TASK OBJECTIVE >>
With the records in front of you, set every one of them down exactly.

SUPPLIED RECORDS >>
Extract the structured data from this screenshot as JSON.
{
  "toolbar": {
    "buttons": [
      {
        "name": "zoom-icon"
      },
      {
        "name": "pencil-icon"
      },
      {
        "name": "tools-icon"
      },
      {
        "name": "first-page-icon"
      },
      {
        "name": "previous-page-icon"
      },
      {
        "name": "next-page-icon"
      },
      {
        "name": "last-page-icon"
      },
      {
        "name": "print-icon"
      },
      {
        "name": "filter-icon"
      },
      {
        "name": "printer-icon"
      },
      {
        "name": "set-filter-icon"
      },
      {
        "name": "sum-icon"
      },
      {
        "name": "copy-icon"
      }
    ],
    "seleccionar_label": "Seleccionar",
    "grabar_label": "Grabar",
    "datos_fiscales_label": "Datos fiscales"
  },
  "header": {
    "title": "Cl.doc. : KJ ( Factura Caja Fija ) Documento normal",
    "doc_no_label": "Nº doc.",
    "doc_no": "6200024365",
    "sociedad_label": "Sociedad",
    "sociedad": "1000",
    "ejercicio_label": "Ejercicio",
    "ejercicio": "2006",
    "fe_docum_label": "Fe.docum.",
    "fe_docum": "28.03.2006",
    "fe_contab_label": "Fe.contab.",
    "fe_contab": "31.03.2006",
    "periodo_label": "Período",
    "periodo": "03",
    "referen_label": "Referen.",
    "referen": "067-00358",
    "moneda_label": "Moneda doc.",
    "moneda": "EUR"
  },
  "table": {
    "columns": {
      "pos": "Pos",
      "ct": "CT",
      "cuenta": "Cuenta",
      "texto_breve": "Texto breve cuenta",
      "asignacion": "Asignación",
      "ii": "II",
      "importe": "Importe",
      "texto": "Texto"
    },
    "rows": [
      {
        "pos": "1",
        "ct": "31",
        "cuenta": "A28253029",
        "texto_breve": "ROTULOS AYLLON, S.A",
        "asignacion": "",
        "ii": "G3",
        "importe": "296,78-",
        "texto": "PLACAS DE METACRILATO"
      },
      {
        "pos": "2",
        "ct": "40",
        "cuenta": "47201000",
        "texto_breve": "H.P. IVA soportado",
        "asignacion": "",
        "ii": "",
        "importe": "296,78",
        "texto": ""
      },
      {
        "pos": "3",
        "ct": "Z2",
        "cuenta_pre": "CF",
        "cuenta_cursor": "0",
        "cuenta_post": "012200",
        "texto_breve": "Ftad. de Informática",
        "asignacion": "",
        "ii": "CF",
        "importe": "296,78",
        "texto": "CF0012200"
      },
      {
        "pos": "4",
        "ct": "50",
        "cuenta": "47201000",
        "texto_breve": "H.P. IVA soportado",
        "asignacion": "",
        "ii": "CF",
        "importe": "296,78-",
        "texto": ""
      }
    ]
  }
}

EXERCISE OUTPUT >>
Extract the structured data from this screenshot as JSON.
{
  "toolbar": {
    "buttons": [
      {
        "name": "zoom-icon"
      },
      {
        "name": "pencil-icon"
      },
      {
        "name": "tools-icon"
      },
      {
        "name": "first-page-icon"
      },
      {
        "name": "previous-page-icon"
      },
      {
        "name": "next-page-icon"
      },
      {
        "name": "last-page-icon"
      },
      {
        "name": "print-icon"
      },
      {
        "name": "filter-icon"
      },
      {
        "name": "printer-icon"
      },
      {
        "name": "set-filter-icon"
      },
      {
        "name": "sum-icon"
      },
      {
        "name": "copy-icon"
      }
    ],
    "seleccionar_label": "Seleccionar",
    "grabar_label": "Grabar",
    "datos_fiscales_label": "Datos fiscales"
  },
  "header": {
    "title": "Cl.doc. : KJ ( Factura Caja Fija ) Documento normal",
    "doc_no_label": "Nº doc.",
    "doc_no": "6200024365",
    "sociedad_label": "Sociedad",
    "sociedad": "1000",
    "ejercicio_label": "Ejercicio",
    "ejercicio": "2006",
    "fe_docum_label": "Fe.docum.",
    "fe_docum": "28.03.2006",
    "fe_contab_label": "Fe.contab.",
    "fe_contab": "31.03.2006",
    "periodo_label": "Período",
    "periodo": "03",
    "referen_label": "Referen.",
    "referen": "067-00358",
    "moneda_label": "Moneda doc.",
    "moneda": "EUR"
  },
  "table": {
    "columns": {
      "pos": "Pos",
      "ct": "CT",
      "cuenta": "Cuenta",
      "texto_breve": "Texto breve cuenta",
      "asignacion": "Asignación",
      "ii": "II",
      "importe": "Importe",
      "texto": "Texto"
    },
    "rows": [
      {
        "pos": "1",
        "ct": "31",
        "cuenta": "A28253029",
        "texto_breve": "ROTULOS AYLLON, S.A",
        "asignacion": "",
        "ii": "G3",
        "importe": "296,78-",
        "texto": "PLACAS DE METACRILATO"
      },
      {
        "pos": "2",
        "ct": "40",
        "cuenta": "47201000",
        "texto_breve": "H.P. IVA soportado",
        "asignacion": "",
        "ii": "",
        "importe": "296,78",
        "texto": ""
      },
      {
        "pos": "3",
        "ct": "Z2",
        "cuenta_pre": "CF",
        "cuenta_cursor": "0",
        "cuenta_post": "012200",
        "texto_breve": "Ftad. de Informática",
        "asignacion": "",
        "ii": "CF",
        "importe": "296,78",
        "texto": "CF0012200"
      },
      {
        "pos": "4",
        "ct": "50",
        "cuenta": "47201000",
        "texto_breve": "H.P. IVA soportado",
        "asignacion": "",
        "ii": "CF",
        "importe": "296,78-",
        "texto": ""
      }
    ]
  }
}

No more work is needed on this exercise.